       be appended to the core filename.

       Since version 2.4, Linux has also provided a more primitive method of
       controlling the name of the core dump file.  If the
       <i>/proc/sys/kernel/core_uses_pid</i> file contains the value 0, then a core
       dump file is simply named <i>core</i>.  If this file contains a nonzero
       value, then the core dump file includes the process ID in a name of
       the form <i>core.PID</i>.

       Since Linux 3.6, if <i>/proc/sys/fs/suid_dumpable</i> is set to 2
       ("suidsafe"), the pattern must be either an absolute pathname
       (starting with a leading '/' character) or a pipe, as defined below.

Linux Kernel Tweaks: kernel.core_uses_pid

The sysctl option “kernel.core_uses_pid” comes into play when a vmcore file is being dumped.  It can be set in one of two ways;

kernel.core_uses_pid = 0


kernel.core_uses_pid = 1

As you can probably tell this is a binary settings.  It’s either enabled (1) or it’s not (0).

The exact text from the sysctl.txt file is;



The default coredump filename is "core".  By setting
core_uses_pid to 1, the coredump filename becomes core.PID.
If core_pattern does not include "%p" (default does not)
and core_uses_pid is set, then .PID will be appended to
the filename.


For Fedora 22 this parameter is set to “1” by default.

Kernel Tuning: kernel.sched_child_runs_first

So, to kick start the Linux Kernel Tuning series I appear to have embarked on, first on the list is the kernel tunable parameter – kernel.sched_child_runs_first.

Disclaimer – see bottom of page.

The not so important disclaimer.  Basically, I have limited knowledge of C/C++ and therefore I am relying purely on third party information to provide the below.  So if you spot an inaccuracy let me know.

What is it for?

The idea behind the kernel.sched_child_runs_first parameter is that there may be times where a process (the parent)  will spawn a (number of) child process(es).  In this scenario it is likely that the child process(es) are the ones doing the actual grunt work and that the parent process is potentially just over seeing the running of the child processes.
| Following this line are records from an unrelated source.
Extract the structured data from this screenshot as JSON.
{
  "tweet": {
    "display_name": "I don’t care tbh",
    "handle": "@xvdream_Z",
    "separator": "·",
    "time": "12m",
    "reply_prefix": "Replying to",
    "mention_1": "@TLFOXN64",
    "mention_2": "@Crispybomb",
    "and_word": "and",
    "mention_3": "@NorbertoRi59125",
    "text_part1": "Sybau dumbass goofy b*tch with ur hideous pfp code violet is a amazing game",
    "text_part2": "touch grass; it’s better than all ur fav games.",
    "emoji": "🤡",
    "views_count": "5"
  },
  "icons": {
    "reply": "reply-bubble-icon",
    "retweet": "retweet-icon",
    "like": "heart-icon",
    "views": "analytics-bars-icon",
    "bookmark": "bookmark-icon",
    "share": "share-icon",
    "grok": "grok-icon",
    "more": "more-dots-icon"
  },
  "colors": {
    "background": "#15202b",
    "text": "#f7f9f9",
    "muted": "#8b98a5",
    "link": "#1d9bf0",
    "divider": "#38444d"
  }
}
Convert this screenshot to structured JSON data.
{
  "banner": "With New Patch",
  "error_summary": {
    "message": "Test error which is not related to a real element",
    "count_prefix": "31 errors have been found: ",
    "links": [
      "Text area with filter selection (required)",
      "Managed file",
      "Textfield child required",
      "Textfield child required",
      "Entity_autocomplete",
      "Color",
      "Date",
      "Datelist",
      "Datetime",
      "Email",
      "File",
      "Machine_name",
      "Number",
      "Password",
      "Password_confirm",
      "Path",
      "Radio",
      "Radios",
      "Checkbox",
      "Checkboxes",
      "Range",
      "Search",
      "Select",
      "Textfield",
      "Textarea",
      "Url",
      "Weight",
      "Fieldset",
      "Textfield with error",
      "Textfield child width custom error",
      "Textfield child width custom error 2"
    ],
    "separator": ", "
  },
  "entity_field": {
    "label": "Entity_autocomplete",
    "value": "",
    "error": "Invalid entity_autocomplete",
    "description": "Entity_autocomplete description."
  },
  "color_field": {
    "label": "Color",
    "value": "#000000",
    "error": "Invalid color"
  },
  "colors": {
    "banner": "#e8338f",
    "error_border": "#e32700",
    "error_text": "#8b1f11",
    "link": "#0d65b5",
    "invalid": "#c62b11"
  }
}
The purpose of this variable is to set a preference that if at all possible, the child process should be run before the parent.  The thinking is that this could shave some processing time off of the overall total.

Continue reading “Kernel Tuning: kernel.sched_child_runs_first”